Material provided:
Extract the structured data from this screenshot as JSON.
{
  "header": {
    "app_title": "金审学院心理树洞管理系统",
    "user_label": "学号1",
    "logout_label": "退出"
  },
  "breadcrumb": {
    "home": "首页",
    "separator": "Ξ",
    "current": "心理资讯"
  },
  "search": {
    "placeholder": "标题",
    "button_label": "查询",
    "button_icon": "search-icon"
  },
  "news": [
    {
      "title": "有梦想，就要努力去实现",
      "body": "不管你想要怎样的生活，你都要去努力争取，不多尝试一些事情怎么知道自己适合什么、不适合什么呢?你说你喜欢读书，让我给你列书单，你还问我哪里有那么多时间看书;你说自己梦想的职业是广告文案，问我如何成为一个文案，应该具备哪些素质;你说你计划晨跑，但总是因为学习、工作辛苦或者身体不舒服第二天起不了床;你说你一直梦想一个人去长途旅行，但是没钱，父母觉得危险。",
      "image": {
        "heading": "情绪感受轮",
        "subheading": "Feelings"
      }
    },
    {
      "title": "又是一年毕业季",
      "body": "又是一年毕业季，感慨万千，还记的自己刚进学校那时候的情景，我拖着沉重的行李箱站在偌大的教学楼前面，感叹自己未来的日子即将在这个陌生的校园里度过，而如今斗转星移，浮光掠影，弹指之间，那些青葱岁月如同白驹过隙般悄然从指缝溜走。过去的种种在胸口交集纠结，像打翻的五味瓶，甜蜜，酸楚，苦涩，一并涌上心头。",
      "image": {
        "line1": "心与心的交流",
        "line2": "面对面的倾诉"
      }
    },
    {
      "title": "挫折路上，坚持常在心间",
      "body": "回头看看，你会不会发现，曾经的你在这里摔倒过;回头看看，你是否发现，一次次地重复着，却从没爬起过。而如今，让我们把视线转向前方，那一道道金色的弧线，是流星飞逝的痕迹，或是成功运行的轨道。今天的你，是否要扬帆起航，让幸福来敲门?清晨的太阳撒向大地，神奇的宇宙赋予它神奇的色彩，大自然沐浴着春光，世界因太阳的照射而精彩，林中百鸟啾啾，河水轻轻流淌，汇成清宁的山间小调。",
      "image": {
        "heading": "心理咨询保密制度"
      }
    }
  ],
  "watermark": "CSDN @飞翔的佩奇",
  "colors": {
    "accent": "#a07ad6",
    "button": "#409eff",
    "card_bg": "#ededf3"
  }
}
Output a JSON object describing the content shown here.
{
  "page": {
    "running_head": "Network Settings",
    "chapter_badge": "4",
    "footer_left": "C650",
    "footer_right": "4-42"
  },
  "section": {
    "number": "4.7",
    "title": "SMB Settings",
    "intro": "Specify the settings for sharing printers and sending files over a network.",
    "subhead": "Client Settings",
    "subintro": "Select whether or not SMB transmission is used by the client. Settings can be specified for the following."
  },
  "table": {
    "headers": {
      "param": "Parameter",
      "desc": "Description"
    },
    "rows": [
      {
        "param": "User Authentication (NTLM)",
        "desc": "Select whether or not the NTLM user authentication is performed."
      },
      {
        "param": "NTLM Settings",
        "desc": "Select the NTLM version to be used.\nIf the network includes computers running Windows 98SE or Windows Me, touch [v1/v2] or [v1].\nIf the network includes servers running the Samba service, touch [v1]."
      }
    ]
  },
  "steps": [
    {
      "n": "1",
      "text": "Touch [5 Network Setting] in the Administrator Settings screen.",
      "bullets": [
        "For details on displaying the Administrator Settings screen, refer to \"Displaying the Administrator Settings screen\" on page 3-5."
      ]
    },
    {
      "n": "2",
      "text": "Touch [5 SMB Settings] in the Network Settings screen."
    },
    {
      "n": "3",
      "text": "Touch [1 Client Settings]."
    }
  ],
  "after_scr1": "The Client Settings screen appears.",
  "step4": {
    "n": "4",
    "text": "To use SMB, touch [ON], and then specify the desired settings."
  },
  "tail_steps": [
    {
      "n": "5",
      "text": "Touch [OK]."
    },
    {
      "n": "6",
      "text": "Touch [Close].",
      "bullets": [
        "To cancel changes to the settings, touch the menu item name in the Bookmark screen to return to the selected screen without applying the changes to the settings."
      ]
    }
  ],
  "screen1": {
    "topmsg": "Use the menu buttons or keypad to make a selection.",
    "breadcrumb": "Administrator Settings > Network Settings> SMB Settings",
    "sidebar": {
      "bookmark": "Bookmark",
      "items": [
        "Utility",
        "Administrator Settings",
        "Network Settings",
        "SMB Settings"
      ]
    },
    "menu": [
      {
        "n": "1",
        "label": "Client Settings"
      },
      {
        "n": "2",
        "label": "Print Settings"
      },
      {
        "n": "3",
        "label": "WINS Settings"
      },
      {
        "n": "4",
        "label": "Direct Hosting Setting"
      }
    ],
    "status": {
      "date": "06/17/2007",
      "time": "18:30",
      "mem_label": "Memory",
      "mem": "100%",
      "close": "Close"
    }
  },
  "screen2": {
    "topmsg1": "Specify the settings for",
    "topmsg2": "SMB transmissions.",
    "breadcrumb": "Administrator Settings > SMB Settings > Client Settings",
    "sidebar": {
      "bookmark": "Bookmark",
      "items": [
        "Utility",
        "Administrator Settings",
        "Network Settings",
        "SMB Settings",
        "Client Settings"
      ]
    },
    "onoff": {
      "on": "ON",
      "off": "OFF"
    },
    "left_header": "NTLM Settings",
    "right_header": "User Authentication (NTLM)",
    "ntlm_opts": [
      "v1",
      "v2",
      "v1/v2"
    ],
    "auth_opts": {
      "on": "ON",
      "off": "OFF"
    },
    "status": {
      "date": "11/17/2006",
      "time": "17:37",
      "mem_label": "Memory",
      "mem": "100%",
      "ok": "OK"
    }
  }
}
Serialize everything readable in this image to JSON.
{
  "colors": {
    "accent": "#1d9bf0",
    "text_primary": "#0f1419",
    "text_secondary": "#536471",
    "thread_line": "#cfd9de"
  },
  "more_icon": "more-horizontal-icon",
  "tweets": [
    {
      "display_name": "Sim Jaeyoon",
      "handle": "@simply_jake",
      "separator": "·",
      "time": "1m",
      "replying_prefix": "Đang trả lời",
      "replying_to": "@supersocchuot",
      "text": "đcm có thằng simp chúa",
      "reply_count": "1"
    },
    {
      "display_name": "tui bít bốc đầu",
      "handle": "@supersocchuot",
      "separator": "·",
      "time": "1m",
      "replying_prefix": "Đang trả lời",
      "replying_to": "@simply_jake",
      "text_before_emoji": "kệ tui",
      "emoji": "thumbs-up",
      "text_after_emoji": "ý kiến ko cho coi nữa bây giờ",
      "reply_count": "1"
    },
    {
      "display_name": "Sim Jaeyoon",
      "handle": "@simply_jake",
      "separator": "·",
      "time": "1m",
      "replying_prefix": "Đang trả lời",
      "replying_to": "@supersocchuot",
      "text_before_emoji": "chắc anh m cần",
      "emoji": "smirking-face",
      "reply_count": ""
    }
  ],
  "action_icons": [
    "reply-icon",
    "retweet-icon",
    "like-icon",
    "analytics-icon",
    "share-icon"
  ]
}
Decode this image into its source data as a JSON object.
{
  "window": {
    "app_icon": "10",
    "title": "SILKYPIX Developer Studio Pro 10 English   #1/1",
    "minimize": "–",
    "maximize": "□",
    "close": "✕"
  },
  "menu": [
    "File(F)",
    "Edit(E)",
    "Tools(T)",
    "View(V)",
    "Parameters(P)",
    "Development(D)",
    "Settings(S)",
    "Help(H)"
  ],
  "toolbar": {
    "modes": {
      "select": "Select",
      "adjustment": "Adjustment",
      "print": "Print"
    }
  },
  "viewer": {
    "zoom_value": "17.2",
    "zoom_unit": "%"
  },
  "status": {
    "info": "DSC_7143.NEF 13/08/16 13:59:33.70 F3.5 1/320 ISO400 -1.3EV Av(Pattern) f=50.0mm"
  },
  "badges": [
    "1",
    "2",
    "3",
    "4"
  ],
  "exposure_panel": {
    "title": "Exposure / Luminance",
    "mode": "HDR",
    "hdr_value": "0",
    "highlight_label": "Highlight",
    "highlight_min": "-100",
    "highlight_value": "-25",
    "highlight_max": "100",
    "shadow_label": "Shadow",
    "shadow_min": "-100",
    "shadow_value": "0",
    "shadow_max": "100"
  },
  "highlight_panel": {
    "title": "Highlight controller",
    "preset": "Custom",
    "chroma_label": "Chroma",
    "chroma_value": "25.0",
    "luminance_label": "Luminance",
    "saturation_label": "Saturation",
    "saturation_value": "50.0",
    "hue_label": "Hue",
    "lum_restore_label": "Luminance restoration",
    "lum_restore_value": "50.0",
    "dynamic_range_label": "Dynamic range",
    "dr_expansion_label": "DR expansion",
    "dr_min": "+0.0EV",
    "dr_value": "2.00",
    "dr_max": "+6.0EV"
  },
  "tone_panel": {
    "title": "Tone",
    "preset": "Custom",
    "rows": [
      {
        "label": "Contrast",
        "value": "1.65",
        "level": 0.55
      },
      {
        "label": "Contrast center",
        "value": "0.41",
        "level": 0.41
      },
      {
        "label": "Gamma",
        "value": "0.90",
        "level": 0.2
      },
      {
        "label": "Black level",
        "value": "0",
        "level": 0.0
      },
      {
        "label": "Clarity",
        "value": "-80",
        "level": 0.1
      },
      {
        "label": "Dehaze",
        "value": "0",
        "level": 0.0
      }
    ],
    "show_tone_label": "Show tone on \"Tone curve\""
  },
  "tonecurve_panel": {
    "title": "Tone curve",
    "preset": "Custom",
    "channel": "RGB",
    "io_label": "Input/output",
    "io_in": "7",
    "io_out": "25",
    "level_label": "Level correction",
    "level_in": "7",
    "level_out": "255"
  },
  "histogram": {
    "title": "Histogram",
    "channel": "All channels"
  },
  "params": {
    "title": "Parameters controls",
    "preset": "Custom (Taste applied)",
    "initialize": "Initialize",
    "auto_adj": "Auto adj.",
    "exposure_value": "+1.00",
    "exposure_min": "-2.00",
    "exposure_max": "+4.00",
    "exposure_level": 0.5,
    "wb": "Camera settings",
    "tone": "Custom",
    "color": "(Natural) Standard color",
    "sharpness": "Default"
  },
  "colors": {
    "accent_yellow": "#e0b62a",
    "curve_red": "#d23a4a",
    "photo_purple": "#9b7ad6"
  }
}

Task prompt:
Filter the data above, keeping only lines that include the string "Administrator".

Reply to the task:
      "text": "Touch [5 Network Setting] in the Administrator Settings screen.",
        "For details on displaying the Administrator Settings screen, refer to \"Displaying the Administrator Settings screen\" on page 3-5."
    "breadcrumb": "Administrator Settings > Network Settings> SMB Settings",
        "Administrator Settings",
    "breadcrumb": "Administrator Settings > SMB Settings > Client Settings",
        "Administrator Settings",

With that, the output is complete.